REQUIRED ACTION:
Extract from the listing each line in which the word "subtitle" appears.

Segment Start: EXERCISE INPUT

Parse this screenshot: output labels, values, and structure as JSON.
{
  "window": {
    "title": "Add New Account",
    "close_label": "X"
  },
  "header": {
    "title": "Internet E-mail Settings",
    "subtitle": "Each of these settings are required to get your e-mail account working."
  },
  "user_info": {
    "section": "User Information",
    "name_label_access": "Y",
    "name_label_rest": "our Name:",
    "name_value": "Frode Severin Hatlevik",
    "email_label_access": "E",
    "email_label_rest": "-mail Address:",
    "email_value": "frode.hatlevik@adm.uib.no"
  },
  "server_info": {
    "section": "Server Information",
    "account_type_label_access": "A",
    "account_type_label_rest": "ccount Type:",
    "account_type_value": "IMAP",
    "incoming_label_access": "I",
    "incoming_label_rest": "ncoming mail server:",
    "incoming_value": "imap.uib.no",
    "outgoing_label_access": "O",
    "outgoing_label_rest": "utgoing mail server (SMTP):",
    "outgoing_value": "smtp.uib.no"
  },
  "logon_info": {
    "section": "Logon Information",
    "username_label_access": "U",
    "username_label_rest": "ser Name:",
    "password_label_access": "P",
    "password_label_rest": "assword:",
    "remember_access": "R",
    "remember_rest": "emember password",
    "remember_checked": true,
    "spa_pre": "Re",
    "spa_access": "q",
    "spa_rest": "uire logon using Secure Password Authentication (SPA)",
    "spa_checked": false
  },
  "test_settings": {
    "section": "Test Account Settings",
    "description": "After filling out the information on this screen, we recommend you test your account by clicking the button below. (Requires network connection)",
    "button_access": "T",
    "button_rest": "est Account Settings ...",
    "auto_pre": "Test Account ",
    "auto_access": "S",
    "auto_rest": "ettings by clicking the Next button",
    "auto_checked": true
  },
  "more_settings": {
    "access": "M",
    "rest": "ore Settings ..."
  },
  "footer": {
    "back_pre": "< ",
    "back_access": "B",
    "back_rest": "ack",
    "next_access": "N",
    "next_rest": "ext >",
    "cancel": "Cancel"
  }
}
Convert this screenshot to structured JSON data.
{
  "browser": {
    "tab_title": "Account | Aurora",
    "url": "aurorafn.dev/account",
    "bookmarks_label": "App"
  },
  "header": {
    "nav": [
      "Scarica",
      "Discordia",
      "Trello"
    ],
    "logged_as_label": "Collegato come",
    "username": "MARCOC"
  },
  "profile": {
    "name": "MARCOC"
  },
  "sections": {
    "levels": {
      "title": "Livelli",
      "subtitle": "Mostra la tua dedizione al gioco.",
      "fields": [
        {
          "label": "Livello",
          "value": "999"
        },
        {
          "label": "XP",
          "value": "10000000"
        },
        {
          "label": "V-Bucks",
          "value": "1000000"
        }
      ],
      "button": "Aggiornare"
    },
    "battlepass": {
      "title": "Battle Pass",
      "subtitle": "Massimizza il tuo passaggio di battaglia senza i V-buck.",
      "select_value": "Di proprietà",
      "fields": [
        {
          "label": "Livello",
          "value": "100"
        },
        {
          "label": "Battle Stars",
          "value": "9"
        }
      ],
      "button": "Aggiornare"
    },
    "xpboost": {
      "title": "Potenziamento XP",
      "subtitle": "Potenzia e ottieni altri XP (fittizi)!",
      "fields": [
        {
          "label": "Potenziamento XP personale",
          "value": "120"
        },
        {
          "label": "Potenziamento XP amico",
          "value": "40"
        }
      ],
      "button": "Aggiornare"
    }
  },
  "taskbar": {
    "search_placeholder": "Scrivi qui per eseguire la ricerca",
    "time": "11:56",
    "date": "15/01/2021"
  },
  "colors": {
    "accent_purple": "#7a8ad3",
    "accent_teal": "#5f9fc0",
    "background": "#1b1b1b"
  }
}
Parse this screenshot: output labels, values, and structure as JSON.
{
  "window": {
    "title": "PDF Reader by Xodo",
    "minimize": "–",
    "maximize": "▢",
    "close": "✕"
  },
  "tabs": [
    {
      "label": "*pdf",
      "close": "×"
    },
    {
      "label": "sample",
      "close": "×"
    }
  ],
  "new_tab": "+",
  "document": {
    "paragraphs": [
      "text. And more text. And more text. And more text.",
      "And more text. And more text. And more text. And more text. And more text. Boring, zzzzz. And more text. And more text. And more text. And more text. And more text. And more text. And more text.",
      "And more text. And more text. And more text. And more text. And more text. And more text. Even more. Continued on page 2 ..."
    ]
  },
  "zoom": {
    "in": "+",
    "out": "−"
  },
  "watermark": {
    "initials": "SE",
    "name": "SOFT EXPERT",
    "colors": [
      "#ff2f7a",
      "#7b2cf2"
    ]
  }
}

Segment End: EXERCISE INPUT

EXPECTED ANSWER:
    "subtitle": "Each of these settings are required to get your e-mail account working."
      "subtitle": "Mostra la tua dedizione al gioco.",
      "subtitle": "Massimizza il tuo passaggio di battaglia senza i V-buck.",
      "subtitle": "Potenzia e ottieni altri XP (fittizi)!",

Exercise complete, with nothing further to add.